WORK TO COMPLETE> From the records below, copy each line that has the word "offset" in it.

(Component data from apps and pages)
====
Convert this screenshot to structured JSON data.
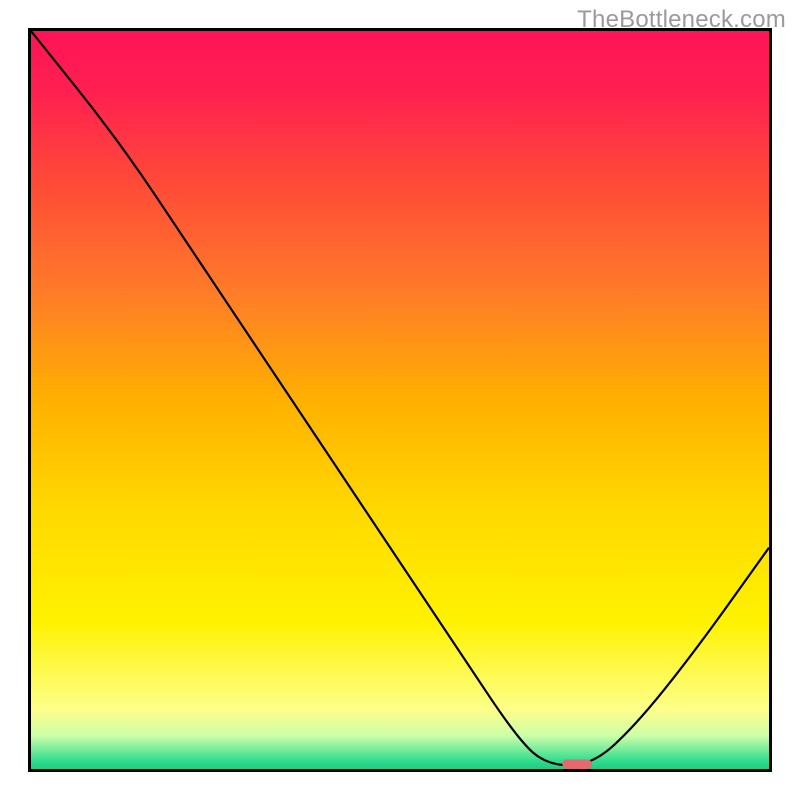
{
  "watermark": "TheBottleneck.com",
  "chart_data": {
    "type": "line",
    "title": "",
    "xlabel": "",
    "ylabel": "",
    "xlim": [
      0,
      100
    ],
    "ylim": [
      0,
      100
    ],
    "grid": false,
    "background_gradient": {
      "type": "linear-vertical",
      "stops": [
        {
          "offset": 0.0,
          "color": "#ff1456"
        },
        {
          "offset": 0.08,
          "color": "#ff1f51"
        },
        {
          "offset": 0.2,
          "color": "#ff4838"
        },
        {
          "offset": 0.35,
          "color": "#ff7a29"
        },
        {
          "offset": 0.5,
          "color": "#ffb000"
        },
        {
          "offset": 0.65,
          "color": "#ffd900"
        },
        {
          "offset": 0.8,
          "color": "#fff200"
        },
        {
          "offset": 0.92,
          "color": "#fdff8a"
        },
        {
          "offset": 0.955,
          "color": "#ccffa8"
        },
        {
          "offset": 0.99,
          "color": "#2cdc8e"
        },
        {
          "offset": 1.0,
          "color": "#23c97f"
        }
      ]
    },
    "series": [
      {
        "name": "bottleneck-curve",
        "stroke": "#000000",
        "stroke_width": 2,
        "points": [
          {
            "x": 0,
            "y": 100
          },
          {
            "x": 12,
            "y": 85
          },
          {
            "x": 22,
            "y": 70
          },
          {
            "x": 34,
            "y": 52
          },
          {
            "x": 46,
            "y": 34
          },
          {
            "x": 58,
            "y": 16
          },
          {
            "x": 66,
            "y": 4
          },
          {
            "x": 70,
            "y": 0.5
          },
          {
            "x": 76,
            "y": 0.5
          },
          {
            "x": 82,
            "y": 6
          },
          {
            "x": 90,
            "y": 16
          },
          {
            "x": 100,
            "y": 30
          }
        ]
      }
    ],
    "marker": {
      "name": "optimal-point",
      "x": 74,
      "y": 0,
      "width": 4,
      "height": 1.3,
      "color": "#e46a6f"
    }
  }
}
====
ANSWER TO THIS EXERCISE>
          "offset": 0.0,
          "offset": 0.08,
          "offset": 0.2,
          "offset": 0.35,
          "offset": 0.5,
          "offset": 0.65,
          "offset": 0.8,
          "offset": 0.92,
          "offset": 0.955,
          "offset": 0.99,
          "offset": 1.0,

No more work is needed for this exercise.